What you have to do. Each entry below needs to be retyped exactly as given.

Study material.

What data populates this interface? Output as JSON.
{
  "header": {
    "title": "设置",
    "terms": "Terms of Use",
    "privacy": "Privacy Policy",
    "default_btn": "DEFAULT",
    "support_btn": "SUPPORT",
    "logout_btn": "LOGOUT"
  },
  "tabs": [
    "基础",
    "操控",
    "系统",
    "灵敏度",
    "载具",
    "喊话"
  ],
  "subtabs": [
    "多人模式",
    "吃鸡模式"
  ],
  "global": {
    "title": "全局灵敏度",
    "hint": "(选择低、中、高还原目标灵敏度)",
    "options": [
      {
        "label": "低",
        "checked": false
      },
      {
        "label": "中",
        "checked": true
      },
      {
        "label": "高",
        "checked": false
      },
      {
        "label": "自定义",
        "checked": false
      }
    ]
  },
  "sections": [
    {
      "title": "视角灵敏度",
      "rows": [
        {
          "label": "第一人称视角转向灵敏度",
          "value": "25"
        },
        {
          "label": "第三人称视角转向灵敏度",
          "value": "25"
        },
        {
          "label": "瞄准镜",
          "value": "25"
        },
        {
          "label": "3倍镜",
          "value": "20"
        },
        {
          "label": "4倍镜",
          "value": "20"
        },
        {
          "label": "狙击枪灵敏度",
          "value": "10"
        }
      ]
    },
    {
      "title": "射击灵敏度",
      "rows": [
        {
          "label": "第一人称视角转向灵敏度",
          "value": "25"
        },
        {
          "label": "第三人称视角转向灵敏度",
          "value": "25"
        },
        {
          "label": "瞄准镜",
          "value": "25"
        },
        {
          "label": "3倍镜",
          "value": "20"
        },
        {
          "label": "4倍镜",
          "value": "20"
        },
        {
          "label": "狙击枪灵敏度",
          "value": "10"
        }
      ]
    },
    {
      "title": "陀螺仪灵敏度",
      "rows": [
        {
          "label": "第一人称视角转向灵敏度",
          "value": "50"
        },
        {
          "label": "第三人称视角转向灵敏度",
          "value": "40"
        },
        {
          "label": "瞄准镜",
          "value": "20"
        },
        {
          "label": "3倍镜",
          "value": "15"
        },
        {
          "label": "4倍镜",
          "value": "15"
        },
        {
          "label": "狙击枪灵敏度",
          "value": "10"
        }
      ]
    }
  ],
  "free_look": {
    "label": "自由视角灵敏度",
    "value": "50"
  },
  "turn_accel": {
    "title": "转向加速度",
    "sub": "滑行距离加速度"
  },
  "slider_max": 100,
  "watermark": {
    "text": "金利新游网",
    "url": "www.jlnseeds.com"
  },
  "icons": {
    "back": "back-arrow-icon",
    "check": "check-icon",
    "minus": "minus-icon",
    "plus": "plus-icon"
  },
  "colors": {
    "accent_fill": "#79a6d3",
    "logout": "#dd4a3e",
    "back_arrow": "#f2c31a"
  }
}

Answer box.
What data populates this interface? Output as JSON.
{
  "header": {
    "title": "设置",
    "terms": "Terms of Use",
    "privacy": "Privacy Policy",
    "default_btn": "DEFAULT",
    "support_btn": "SUPPORT",
    "logout_btn": "LOGOUT"
  },
  "tabs": [
    "基础",
    "操控",
    "系统",
    "灵敏度",
    "载具",
    "喊话"
  ],
  "subtabs": [
    "多人模式",
    "吃鸡模式"
  ],
  "global": {
    "title": "全局灵敏度",
    "hint": "(选择低、中、高还原目标灵敏度)",
    "options": [
      {
        "label": "低",
        "checked": false
      },
      {
        "label": "中",
        "checked": true
      },
      {
        "label": "高",
        "checked": false
      },
      {
        "label": "自定义",
        "checked": false
      }
    ]
  },
  "sections": [
    {
      "title": "视角灵敏度",
      "rows": [
        {
          "label": "第一人称视角转向灵敏度",
          "value": "25"
        },
        {
          "label": "第三人称视角转向灵敏度",
          "value": "25"
        },
        {
          "label": "瞄准镜",
          "value": "25"
        },
        {
          "label": "3倍镜",
          "value": "20"
        },
        {
          "label": "4倍镜",
          "value": "20"
        },
        {
          "label": "狙击枪灵敏度",
          "value": "10"
        }
      ]
    },
    {
      "title": "射击灵敏度",
      "rows": [
        {
          "label": "第一人称视角转向灵敏度",
          "value": "25"
        },
        {
          "label": "第三人称视角转向灵敏度",
          "value": "25"
        },
        {
          "label": "瞄准镜",
          "value": "25"
        },
        {
          "label": "3倍镜",
          "value": "20"
        },
        {
          "label": "4倍镜",
          "value": "20"
        },
        {
          "label": "狙击枪灵敏度",
          "value": "10"
        }
      ]
    },
    {
      "title": "陀螺仪灵敏度",
      "rows": [
        {
          "label": "第一人称视角转向灵敏度",
          "value": "50"
        },
        {
          "label": "第三人称视角转向灵敏度",
          "value": "40"
        },
        {
          "label": "瞄准镜",
          "value": "20"
        },
        {
          "label": "3倍镜",
          "value": "15"
        },
        {
          "label": "4倍镜",
          "value": "15"
        },
        {
          "label": "狙击枪灵敏度",
          "value": "10"
        }
      ]
    }
  ],
  "free_look": {
    "label": "自由视角灵敏度",
    "value": "50"
  },
  "turn_accel": {
    "title": "转向加速度",
    "sub": "滑行距离加速度"
  },
  "slider_max": 100,
  "watermark": {
    "text": "金利新游网",
    "url": "www.jlnseeds.com"
  },
  "icons": {
    "back": "back-arrow-icon",
    "check": "check-icon",
    "minus": "minus-icon",
    "plus": "plus-icon"
  },
  "colors": {
    "accent_fill": "#79a6d3",
    "logout": "#dd4a3e",
    "back_arrow": "#f2c31a"
  }
}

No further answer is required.